It was one of the most controversial IRA actions of the revolutionary era.
Five men, including a father and son, and one woman were killed when around 30 IRA men crossed the border from Co Louth and attacked the Protestant community of Altnaveigh near Newry in June 1922.
More than a dozen properties were also bombed or burned down.
Unionists in Northern Ireland have pointed to the atrocity as an attempt at ethnic cleansing.
However the IRA at the time saw it as a reprisal for the killing of four of their men by B Specials.
One of the men, James Marron, said they had orders to "burn every house and shoot every male" in what he described as "a stronghold of the B Force Murder Gang".
Files processed from the Military Service Pensions Collection name a total nine of the men involved but also show that attempts were made to cover it up.

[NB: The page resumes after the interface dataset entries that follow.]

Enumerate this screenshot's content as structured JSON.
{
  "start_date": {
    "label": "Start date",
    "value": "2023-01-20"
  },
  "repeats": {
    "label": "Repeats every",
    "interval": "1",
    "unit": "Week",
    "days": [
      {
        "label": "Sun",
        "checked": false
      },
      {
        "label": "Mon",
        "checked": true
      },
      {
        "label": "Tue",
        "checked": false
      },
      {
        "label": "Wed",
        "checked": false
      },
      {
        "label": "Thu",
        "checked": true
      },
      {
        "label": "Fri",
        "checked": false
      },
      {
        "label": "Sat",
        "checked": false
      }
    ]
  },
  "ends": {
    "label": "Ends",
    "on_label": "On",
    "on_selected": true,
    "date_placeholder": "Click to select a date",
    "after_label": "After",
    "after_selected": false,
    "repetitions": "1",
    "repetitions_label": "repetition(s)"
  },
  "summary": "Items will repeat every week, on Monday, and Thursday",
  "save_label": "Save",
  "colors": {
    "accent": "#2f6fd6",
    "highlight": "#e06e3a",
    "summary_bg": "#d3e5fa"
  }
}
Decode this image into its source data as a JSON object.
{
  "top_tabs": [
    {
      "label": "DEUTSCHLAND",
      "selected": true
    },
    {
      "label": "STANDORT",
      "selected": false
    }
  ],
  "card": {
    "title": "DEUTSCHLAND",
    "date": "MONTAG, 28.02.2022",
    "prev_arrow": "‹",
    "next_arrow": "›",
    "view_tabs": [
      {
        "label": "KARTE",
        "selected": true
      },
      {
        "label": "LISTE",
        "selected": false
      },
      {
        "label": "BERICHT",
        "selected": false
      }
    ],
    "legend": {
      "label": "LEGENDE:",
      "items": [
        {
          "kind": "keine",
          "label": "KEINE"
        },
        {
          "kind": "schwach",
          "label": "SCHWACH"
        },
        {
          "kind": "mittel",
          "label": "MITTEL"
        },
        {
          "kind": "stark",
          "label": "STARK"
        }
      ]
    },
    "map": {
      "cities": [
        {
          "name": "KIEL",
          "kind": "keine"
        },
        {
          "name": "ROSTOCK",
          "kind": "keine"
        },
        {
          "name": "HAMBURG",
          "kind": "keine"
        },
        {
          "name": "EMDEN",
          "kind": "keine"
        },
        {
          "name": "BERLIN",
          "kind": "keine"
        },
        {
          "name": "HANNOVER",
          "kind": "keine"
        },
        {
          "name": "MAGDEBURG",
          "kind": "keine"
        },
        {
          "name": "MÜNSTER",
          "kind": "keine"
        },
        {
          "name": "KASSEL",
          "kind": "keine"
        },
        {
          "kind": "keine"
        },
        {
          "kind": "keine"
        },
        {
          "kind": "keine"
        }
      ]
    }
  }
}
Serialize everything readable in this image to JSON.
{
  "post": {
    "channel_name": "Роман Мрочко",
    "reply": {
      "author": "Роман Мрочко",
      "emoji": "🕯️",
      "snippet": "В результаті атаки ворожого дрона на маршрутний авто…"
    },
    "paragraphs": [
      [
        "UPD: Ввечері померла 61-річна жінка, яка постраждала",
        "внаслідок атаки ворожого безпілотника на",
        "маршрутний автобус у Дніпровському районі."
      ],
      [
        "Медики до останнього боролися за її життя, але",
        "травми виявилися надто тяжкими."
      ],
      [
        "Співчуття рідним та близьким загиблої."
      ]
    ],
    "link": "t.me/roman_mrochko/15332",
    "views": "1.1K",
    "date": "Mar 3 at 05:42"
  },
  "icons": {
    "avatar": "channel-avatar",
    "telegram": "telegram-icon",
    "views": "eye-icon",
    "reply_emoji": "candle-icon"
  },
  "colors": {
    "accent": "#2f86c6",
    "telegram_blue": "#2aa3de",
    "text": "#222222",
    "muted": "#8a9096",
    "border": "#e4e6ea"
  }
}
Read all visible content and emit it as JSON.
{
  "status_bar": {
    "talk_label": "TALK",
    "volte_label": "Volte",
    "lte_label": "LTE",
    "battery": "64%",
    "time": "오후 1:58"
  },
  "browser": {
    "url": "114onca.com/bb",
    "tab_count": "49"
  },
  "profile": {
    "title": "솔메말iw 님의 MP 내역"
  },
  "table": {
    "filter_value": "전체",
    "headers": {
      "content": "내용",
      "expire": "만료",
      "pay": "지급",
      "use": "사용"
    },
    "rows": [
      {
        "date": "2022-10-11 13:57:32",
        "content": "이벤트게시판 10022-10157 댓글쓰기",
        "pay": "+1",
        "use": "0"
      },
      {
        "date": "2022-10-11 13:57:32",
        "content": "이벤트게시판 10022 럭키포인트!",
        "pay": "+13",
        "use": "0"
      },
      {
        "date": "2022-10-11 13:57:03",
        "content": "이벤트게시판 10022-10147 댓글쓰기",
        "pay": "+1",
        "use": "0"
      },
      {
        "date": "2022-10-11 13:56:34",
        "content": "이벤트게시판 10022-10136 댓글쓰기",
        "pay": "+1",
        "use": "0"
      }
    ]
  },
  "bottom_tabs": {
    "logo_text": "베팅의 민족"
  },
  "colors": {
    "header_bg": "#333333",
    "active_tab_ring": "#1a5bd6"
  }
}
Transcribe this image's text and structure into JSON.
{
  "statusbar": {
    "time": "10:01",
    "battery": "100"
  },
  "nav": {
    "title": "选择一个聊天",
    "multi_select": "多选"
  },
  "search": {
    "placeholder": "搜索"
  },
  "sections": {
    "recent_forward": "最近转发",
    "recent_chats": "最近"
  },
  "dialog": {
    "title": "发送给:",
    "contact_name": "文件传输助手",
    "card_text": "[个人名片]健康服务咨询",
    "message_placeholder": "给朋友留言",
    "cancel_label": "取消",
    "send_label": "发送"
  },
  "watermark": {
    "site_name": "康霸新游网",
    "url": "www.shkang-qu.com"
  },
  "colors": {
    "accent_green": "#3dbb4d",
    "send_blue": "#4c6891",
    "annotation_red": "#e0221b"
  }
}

A Brigade Report from the time leaves details blank under the heading Altnaveigh Shootings while other records simply make a reference to a 'special job'.
Marron said it was originally decided not to put details in writing as they lived in the area and their lives would be in danger.
Marron reported psychological disorder in the aftermath, another handed in his gun while others left the country.
Future Fianna Fáil minister Frank Aiken was named by one man as being present, but he was almost certainly involved in a different ambush that night, according to archivist Rob McEvoy.
The attack occurred during the Truce in the War of Independence, but Michael Collins had ordered covert actions in Northern Ireland to continue.
Events were soon to be overtaken by the outbreak of hostilities in the Civil War.
The latest batch of pension application records also include the largest number of women's files to be released - a total of 603.
These included Annie Mary Smith, who got intelligence through a contact in Dublin Castle during the War of Independence and also supplied Republicans with information while working for the Free State government.
Other women claimed for the expense of providing food for IRA men on the run, with one woman saying she was £400 in debt - the equivalent of over €20,000 in today's money.
Another lost her home because of a similar debt and the death of her husband.
The files just released involve 1,442 individuals.
In total the Military Service (1916-1923) Pensions Collection has so far released files on 85,000 people.